■ Task requirements
Set down all the lines below, each one exactly as shown.

■ Records shown

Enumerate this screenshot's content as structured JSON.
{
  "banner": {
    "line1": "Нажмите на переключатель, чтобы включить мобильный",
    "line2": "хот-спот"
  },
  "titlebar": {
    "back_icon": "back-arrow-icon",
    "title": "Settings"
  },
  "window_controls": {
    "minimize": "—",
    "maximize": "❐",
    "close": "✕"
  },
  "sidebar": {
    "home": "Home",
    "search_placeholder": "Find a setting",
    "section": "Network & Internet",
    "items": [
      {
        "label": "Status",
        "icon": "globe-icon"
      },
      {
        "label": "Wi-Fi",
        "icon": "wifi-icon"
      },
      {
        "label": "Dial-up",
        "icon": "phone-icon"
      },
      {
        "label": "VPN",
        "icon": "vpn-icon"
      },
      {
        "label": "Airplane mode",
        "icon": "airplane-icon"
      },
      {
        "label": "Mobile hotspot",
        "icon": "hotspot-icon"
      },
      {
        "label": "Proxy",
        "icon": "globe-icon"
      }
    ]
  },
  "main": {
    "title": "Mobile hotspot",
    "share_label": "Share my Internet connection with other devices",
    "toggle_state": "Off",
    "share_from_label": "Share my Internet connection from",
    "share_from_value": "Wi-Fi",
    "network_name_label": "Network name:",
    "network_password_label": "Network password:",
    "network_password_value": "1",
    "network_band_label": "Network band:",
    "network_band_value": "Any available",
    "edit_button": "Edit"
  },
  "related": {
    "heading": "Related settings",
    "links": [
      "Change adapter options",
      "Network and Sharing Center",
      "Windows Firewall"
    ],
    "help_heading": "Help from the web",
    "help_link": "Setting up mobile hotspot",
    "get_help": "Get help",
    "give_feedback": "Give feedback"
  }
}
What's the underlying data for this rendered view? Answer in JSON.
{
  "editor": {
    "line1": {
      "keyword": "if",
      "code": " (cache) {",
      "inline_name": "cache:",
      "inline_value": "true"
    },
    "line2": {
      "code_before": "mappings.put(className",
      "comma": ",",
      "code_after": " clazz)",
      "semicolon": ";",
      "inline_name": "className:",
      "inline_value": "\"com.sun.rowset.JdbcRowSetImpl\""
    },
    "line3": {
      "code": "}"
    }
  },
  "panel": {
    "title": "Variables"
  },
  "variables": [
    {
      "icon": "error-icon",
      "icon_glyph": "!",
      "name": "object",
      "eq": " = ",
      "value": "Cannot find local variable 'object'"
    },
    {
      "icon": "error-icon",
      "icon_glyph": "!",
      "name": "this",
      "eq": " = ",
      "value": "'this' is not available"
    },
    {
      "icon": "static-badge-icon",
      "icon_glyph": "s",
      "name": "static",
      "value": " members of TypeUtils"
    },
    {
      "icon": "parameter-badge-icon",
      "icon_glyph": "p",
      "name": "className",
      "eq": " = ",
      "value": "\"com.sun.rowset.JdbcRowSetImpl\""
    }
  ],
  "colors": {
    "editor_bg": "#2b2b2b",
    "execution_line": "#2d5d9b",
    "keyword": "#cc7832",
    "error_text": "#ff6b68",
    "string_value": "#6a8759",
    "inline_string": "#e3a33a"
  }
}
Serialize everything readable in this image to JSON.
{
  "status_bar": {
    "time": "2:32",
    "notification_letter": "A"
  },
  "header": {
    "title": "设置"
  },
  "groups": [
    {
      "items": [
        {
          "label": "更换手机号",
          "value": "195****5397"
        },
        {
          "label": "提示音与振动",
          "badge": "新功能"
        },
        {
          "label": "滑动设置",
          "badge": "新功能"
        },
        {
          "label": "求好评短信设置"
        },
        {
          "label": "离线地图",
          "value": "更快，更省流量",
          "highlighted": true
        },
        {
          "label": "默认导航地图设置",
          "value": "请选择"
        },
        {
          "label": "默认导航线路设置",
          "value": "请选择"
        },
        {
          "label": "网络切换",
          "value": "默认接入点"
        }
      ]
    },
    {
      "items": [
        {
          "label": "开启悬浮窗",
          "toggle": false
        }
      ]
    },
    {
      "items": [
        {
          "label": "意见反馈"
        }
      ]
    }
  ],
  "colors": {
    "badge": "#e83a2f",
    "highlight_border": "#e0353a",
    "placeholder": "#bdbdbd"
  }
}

■ Response to the task
Enumerate this screenshot's content as structured JSON.
{
  "banner": {
    "line1": "Нажмите на переключатель, чтобы включить мобильный",
    "line2": "хот-спот"
  },
  "titlebar": {
    "back_icon": "back-arrow-icon",
    "title": "Settings"
  },
  "window_controls": {
    "minimize": "—",
    "maximize": "❐",
    "close": "✕"
  },
  "sidebar": {
    "home": "Home",
    "search_placeholder": "Find a setting",
    "section": "Network & Internet",
    "items": [
      {
        "label": "Status",
        "icon": "globe-icon"
      },
      {
        "label": "Wi-Fi",
        "icon": "wifi-icon"
      },
      {
        "label": "Dial-up",
        "icon": "phone-icon"
      },
      {
        "label": "VPN",
        "icon": "vpn-icon"
      },
      {
        "label": "Airplane mode",
        "icon": "airplane-icon"
      },
      {
        "label": "Mobile hotspot",
        "icon": "hotspot-icon"
      },
      {
        "label": "Proxy",
        "icon": "globe-icon"
      }
    ]
  },
  "main": {
    "title": "Mobile hotspot",
    "share_label": "Share my Internet connection with other devices",
    "toggle_state": "Off",
    "share_from_label": "Share my Internet connection from",
    "share_from_value": "Wi-Fi",
    "network_name_label": "Network name:",
    "network_password_label": "Network password:",
    "network_password_value": "1",
    "network_band_label": "Network band:",
    "network_band_value": "Any available",
    "edit_button": "Edit"
  },
  "related": {
    "heading": "Related settings",
    "links": [
      "Change adapter options",
      "Network and Sharing Center",
      "Windows Firewall"
    ],
    "help_heading": "Help from the web",
    "help_link": "Setting up mobile hotspot",
    "get_help": "Get help",
    "give_feedback": "Give feedback"
  }
}
What's the underlying data for this rendered view? Answer in JSON.
{
  "editor": {
    "line1": {
      "keyword": "if",
      "code": " (cache) {",
      "inline_name": "cache:",
      "inline_value": "true"
    },
    "line2": {
      "code_before": "mappings.put(className",
      "comma": ",",
      "code_after": " clazz)",
      "semicolon": ";",
      "inline_name": "className:",
      "inline_value": "\"com.sun.rowset.JdbcRowSetImpl\""
    },
    "line3": {
      "code": "}"
    }
  },
  "panel": {
    "title": "Variables"
  },
  "variables": [
    {
      "icon": "error-icon",
      "icon_glyph": "!",
      "name": "object",
      "eq": " = ",
      "value": "Cannot find local variable 'object'"
    },
    {
      "icon": "error-icon",
      "icon_glyph": "!",
      "name": "this",
      "eq": " = ",
      "value": "'this' is not available"
    },
    {
      "icon": "static-badge-icon",
      "icon_glyph": "s",
      "name": "static",
      "value": " members of TypeUtils"
    },
    {
      "icon": "parameter-badge-icon",
      "icon_glyph": "p",
      "name": "className",
      "eq": " = ",
      "value": "\"com.sun.rowset.JdbcRowSetImpl\""
    }
  ],
  "colors": {
    "editor_bg": "#2b2b2b",
    "execution_line": "#2d5d9b",
    "keyword": "#cc7832",
    "error_text": "#ff6b68",
    "string_value": "#6a8759",
    "inline_string": "#e3a33a"
  }
}
Serialize everything readable in this image to JSON.
{
  "status_bar": {
    "time": "2:32",
    "notification_letter": "A"
  },
  "header": {
    "title": "设置"
  },
  "groups": [
    {
      "items": [
        {
          "label": "更换手机号",
          "value": "195****5397"
        },
        {
          "label": "提示音与振动",
          "badge": "新功能"
        },
        {
          "label": "滑动设置",
          "badge": "新功能"
        },
        {
          "label": "求好评短信设置"
        },
        {
          "label": "离线地图",
          "value": "更快，更省流量",
          "highlighted": true
        },
        {
          "label": "默认导航地图设置",
          "value": "请选择"
        },
        {
          "label": "默认导航线路设置",
          "value": "请选择"
        },
        {
          "label": "网络切换",
          "value": "默认接入点"
        }
      ]
    },
    {
      "items": [
        {
          "label": "开启悬浮窗",
          "toggle": false
        }
      ]
    },
    {
      "items": [
        {
          "label": "意见反馈"
        }
      ]
    }
  ],
  "colors": {
    "badge": "#e83a2f",
    "highlight_border": "#e0353a",
    "placeholder": "#bdbdbd"
  }
}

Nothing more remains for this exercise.